• _HOW TO COMPLETE THIS TASK_
Without the pictures, restate all of the data below word for word.

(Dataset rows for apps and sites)
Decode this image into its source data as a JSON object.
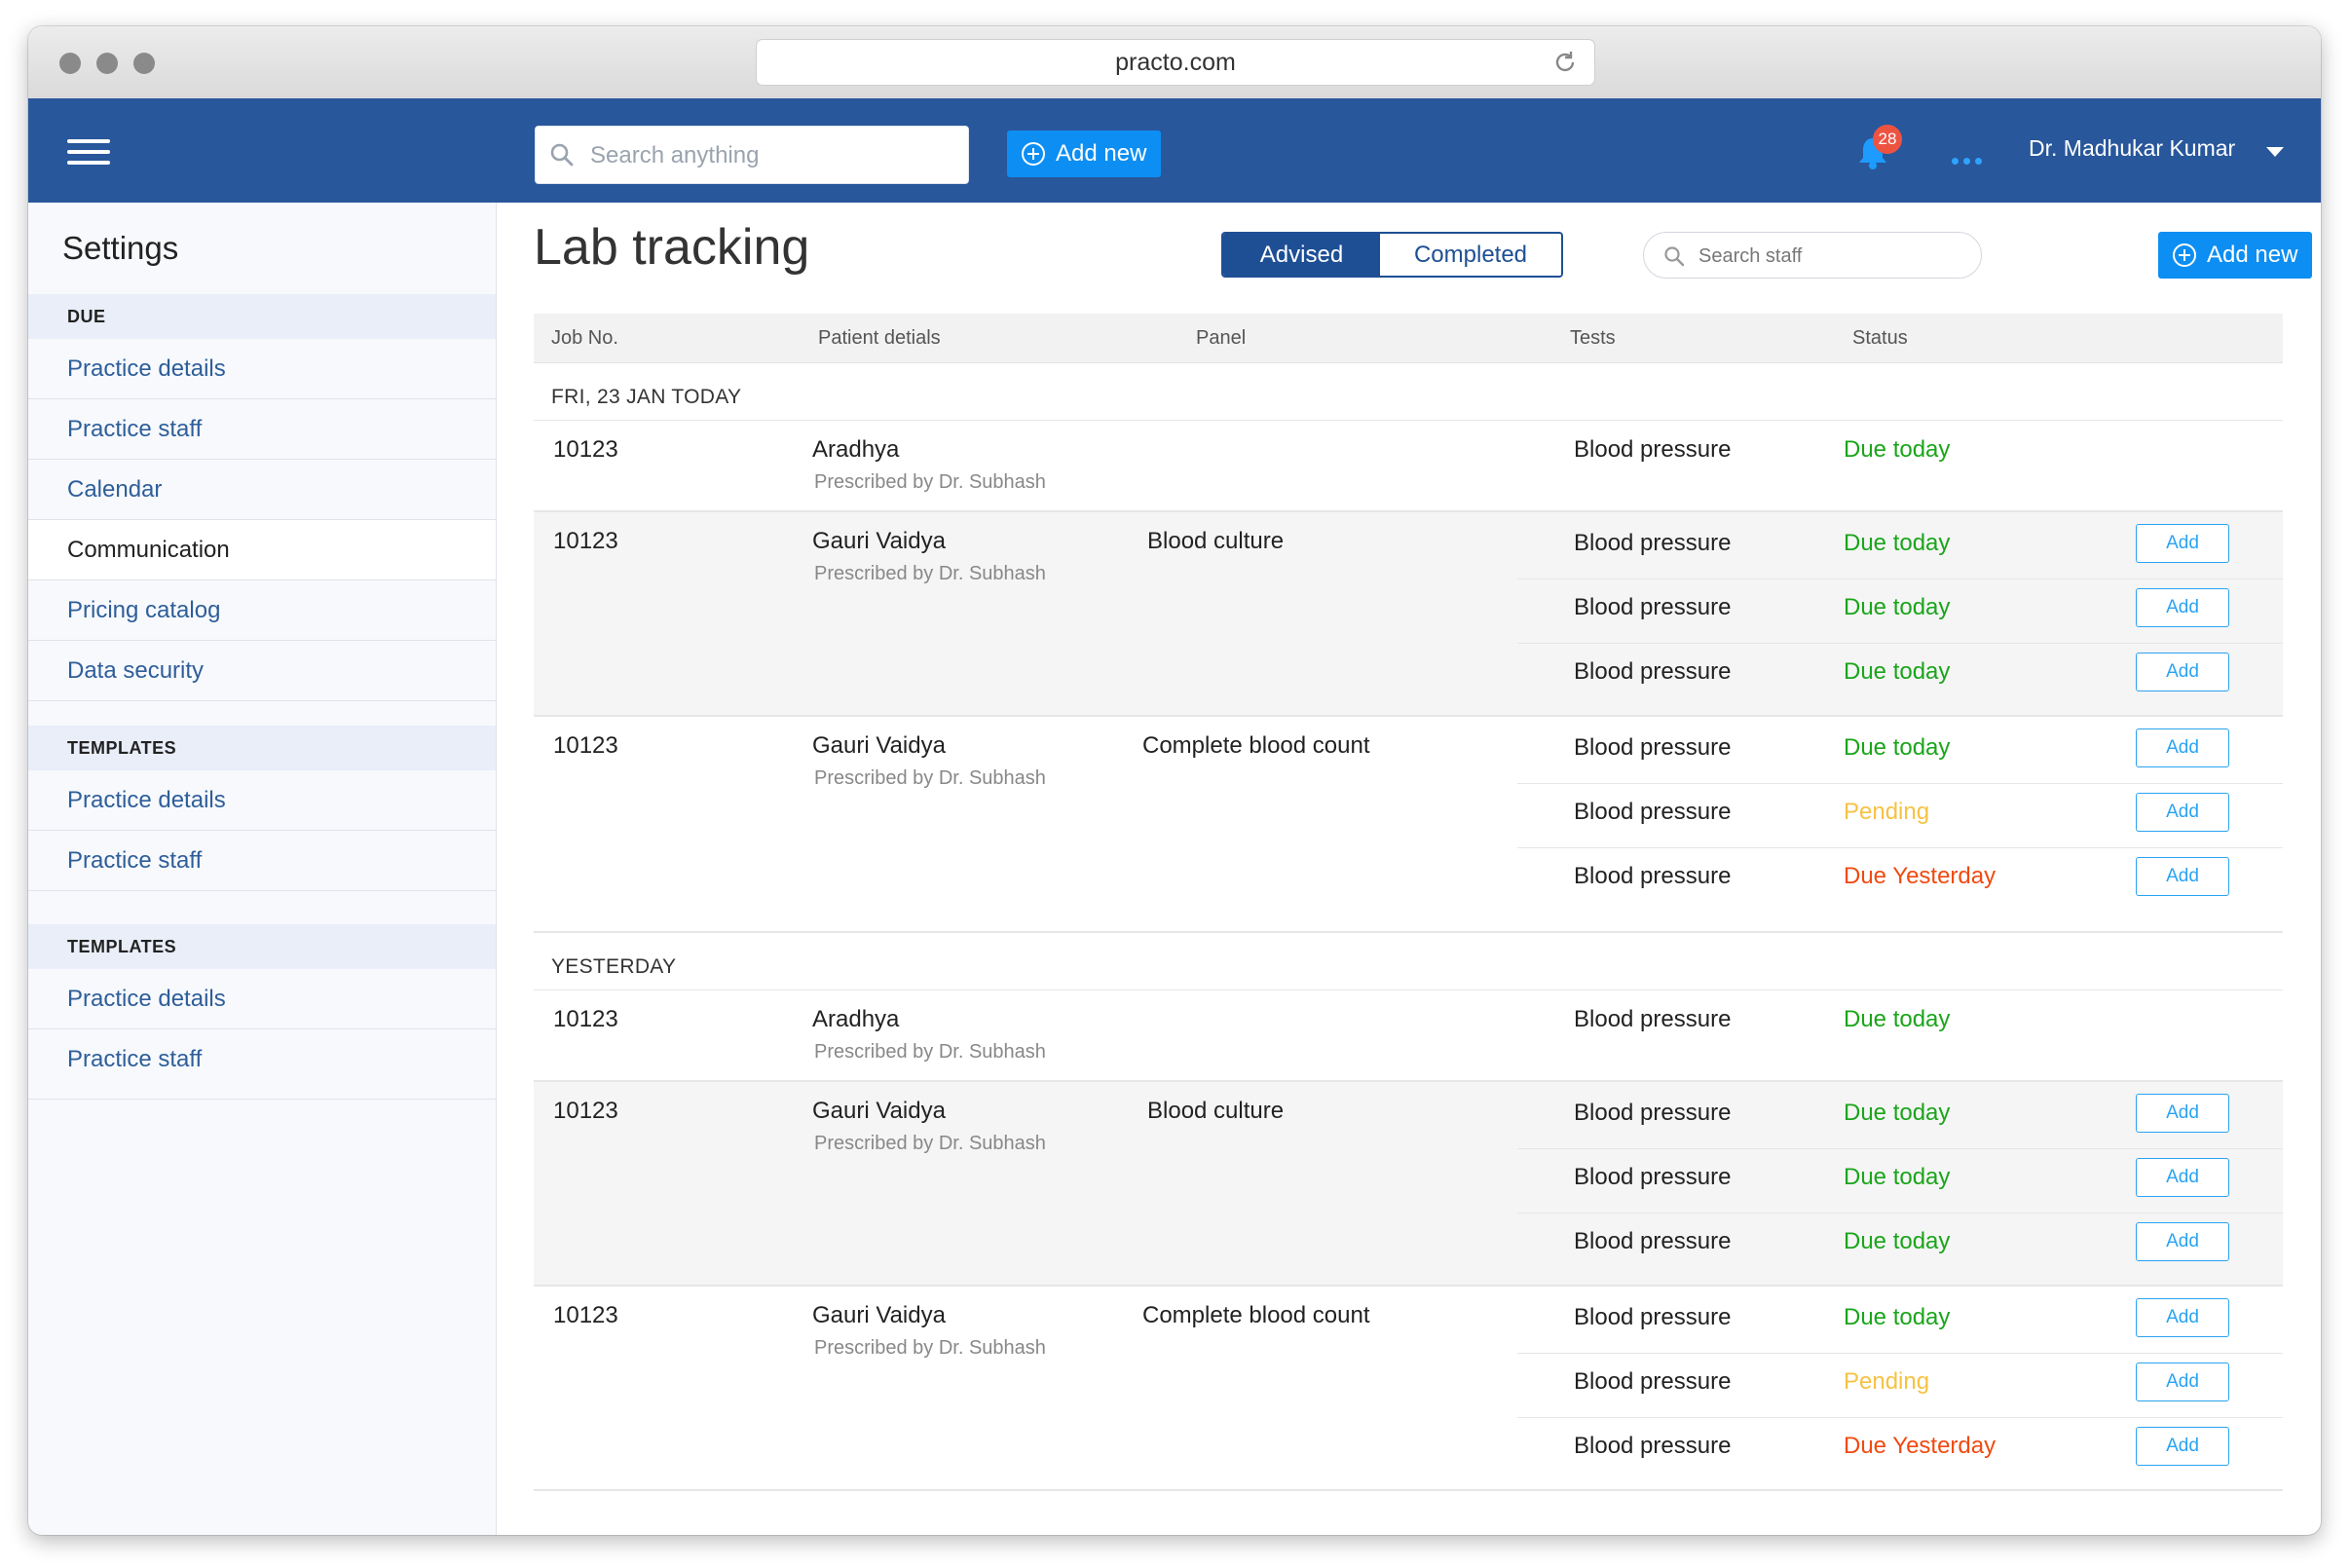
{
  "browser": {
    "url": "practo.com"
  },
  "header": {
    "search_placeholder": "Search anything",
    "add_new_label": "Add new",
    "notification_count": "28",
    "user_name": "Dr. Madhukar Kumar"
  },
  "sidebar": {
    "title": "Settings",
    "sections": [
      {
        "label": "DUE",
        "items": [
          "Practice details",
          "Practice staff",
          "Calendar",
          "Communication",
          "Pricing catalog",
          "Data security"
        ]
      },
      {
        "label": "TEMPLATES",
        "items": [
          "Practice details",
          "Practice staff"
        ]
      },
      {
        "label": "TEMPLATES",
        "items": [
          "Practice details",
          "Practice staff"
        ]
      }
    ],
    "active_item": "Communication"
  },
  "main": {
    "title": "Lab tracking",
    "tabs": [
      "Advised",
      "Completed"
    ],
    "staff_search_placeholder": "Search staff",
    "add_new_label": "Add new",
    "columns": [
      "Job No.",
      "Patient detials",
      "Panel",
      "Tests",
      "Status"
    ],
    "add_label": "Add",
    "groups": [
      {
        "label": "FRI, 23 JAN TODAY",
        "rows": [
          {
            "job": "10123",
            "patient": "Aradhya",
            "prescribed": "Prescribed by Dr. Subhash",
            "panel": "",
            "tests": [
              {
                "test": "Blood pressure",
                "status": "Due today",
                "add": false
              }
            ]
          },
          {
            "job": "10123",
            "patient": "Gauri Vaidya",
            "prescribed": "Prescribed by Dr. Subhash",
            "panel": "Blood culture",
            "tests": [
              {
                "test": "Blood pressure",
                "status": "Due today",
                "add": true
              },
              {
                "test": "Blood pressure",
                "status": "Due today",
                "add": true
              },
              {
                "test": "Blood pressure",
                "status": "Due today",
                "add": true
              }
            ]
          },
          {
            "job": "10123",
            "patient": "Gauri Vaidya",
            "prescribed": "Prescribed by Dr. Subhash",
            "panel": "Complete blood count",
            "tests": [
              {
                "test": "Blood pressure",
                "status": "Due today",
                "add": true
              },
              {
                "test": "Blood pressure",
                "status": "Pending",
                "add": true
              },
              {
                "test": "Blood pressure",
                "status": "Due Yesterday",
                "add": true
              }
            ]
          }
        ]
      },
      {
        "label": "YESTERDAY",
        "rows": [
          {
            "job": "10123",
            "patient": "Aradhya",
            "prescribed": "Prescribed by Dr. Subhash",
            "panel": "",
            "tests": [
              {
                "test": "Blood pressure",
                "status": "Due today",
                "add": false
              }
            ]
          },
          {
            "job": "10123",
            "patient": "Gauri Vaidya",
            "prescribed": "Prescribed by Dr. Subhash",
            "panel": "Blood culture",
            "tests": [
              {
                "test": "Blood pressure",
                "status": "Due today",
                "add": true
              },
              {
                "test": "Blood pressure",
                "status": "Due today",
                "add": true
              },
              {
                "test": "Blood pressure",
                "status": "Due today",
                "add": true
              }
            ]
          },
          {
            "job": "10123",
            "patient": "Gauri Vaidya",
            "prescribed": "Prescribed by Dr. Subhash",
            "panel": "Complete blood count",
            "tests": [
              {
                "test": "Blood pressure",
                "status": "Due today",
                "add": true
              },
              {
                "test": "Blood pressure",
                "status": "Pending",
                "add": true
              },
              {
                "test": "Blood pressure",
                "status": "Due Yesterday",
                "add": true
              }
            ]
          }
        ]
      }
    ]
  },
  "colors": {
    "header_bg": "#28579b",
    "accent": "#0d8ef2",
    "status_due_today": "#1aa51a",
    "status_pending": "#f6c243",
    "status_due_yesterday": "#f04a10",
    "link": "#2e5e99"
  },
  "icons": [
    "hamburger-icon",
    "search-icon",
    "plus-circle-icon",
    "bell-icon",
    "more-icon",
    "chevron-down-icon",
    "reload-icon"
  ]
}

• _TASK RESULT_
Decode this image into its source data as a JSON object.
{
  "browser": {
    "url": "practo.com"
  },
  "header": {
    "search_placeholder": "Search anything",
    "add_new_label": "Add new",
    "notification_count": "28",
    "user_name": "Dr. Madhukar Kumar"
  },
  "sidebar": {
    "title": "Settings",
    "sections": [
      {
        "label": "DUE",
        "items": [
          "Practice details",
          "Practice staff",
          "Calendar",
          "Communication",
          "Pricing catalog",
          "Data security"
        ]
      },
      {
        "label": "TEMPLATES",
        "items": [
          "Practice details",
          "Practice staff"
        ]
      },
      {
        "label": "TEMPLATES",
        "items": [
          "Practice details",
          "Practice staff"
        ]
      }
    ],
    "active_item": "Communication"
  },
  "main": {
    "title": "Lab tracking",
    "tabs": [
      "Advised",
      "Completed"
    ],
    "staff_search_placeholder": "Search staff",
    "add_new_label": "Add new",
    "columns": [
      "Job No.",
      "Patient detials",
      "Panel",
      "Tests",
      "Status"
    ],
    "add_label": "Add",
    "groups": [
      {
        "label": "FRI, 23 JAN TODAY",
        "rows": [
          {
            "job": "10123",
            "patient": "Aradhya",
            "prescribed": "Prescribed by Dr. Subhash",
            "panel": "",
            "tests": [
              {
                "test": "Blood pressure",
                "status": "Due today",
                "add": false
              }
            ]
          },
          {
            "job": "10123",
            "patient": "Gauri Vaidya",
            "prescribed": "Prescribed by Dr. Subhash",
            "panel": "Blood culture",
            "tests": [
              {
                "test": "Blood pressure",
                "status": "Due today",
                "add": true
              },
              {
                "test": "Blood pressure",
                "status": "Due today",
                "add": true
              },
              {
                "test": "Blood pressure",
                "status": "Due today",
                "add": true
              }
            ]
          },
          {
            "job": "10123",
            "patient": "Gauri Vaidya",
            "prescribed": "Prescribed by Dr. Subhash",
            "panel": "Complete blood count",
            "tests": [
              {
                "test": "Blood pressure",
                "status": "Due today",
                "add": true
              },
              {
                "test": "Blood pressure",
                "status": "Pending",
                "add": true
              },
              {
                "test": "Blood pressure",
                "status": "Due Yesterday",
                "add": true
              }
            ]
          }
        ]
      },
      {
        "label": "YESTERDAY",
        "rows": [
          {
            "job": "10123",
            "patient": "Aradhya",
            "prescribed": "Prescribed by Dr. Subhash",
            "panel": "",
            "tests": [
              {
                "test": "Blood pressure",
                "status": "Due today",
                "add": false
              }
            ]
          },
          {
            "job": "10123",
            "patient": "Gauri Vaidya",
            "prescribed": "Prescribed by Dr. Subhash",
            "panel": "Blood culture",
            "tests": [
              {
                "test": "Blood pressure",
                "status": "Due today",
                "add": true
              },
              {
                "test": "Blood pressure",
                "status": "Due today",
                "add": true
              },
              {
                "test": "Blood pressure",
                "status": "Due today",
                "add": true
              }
            ]
          },
          {
            "job": "10123",
            "patient": "Gauri Vaidya",
            "prescribed": "Prescribed by Dr. Subhash",
            "panel": "Complete blood count",
            "tests": [
              {
                "test": "Blood pressure",
                "status": "Due today",
                "add": true
              },
              {
                "test": "Blood pressure",
                "status": "Pending",
                "add": true
              },
              {
                "test": "Blood pressure",
                "status": "Due Yesterday",
                "add": true
              }
            ]
          }
        ]
      }
    ]
  },
  "colors": {
    "header_bg": "#28579b",
    "accent": "#0d8ef2",
    "status_due_today": "#1aa51a",
    "status_pending": "#f6c243",
    "status_due_yesterday": "#f04a10",
    "link": "#2e5e99"
  },
  "icons": [
    "hamburger-icon",
    "search-icon",
    "plus-circle-icon",
    "bell-icon",
    "more-icon",
    "chevron-down-icon",
    "reload-icon"
  ]
}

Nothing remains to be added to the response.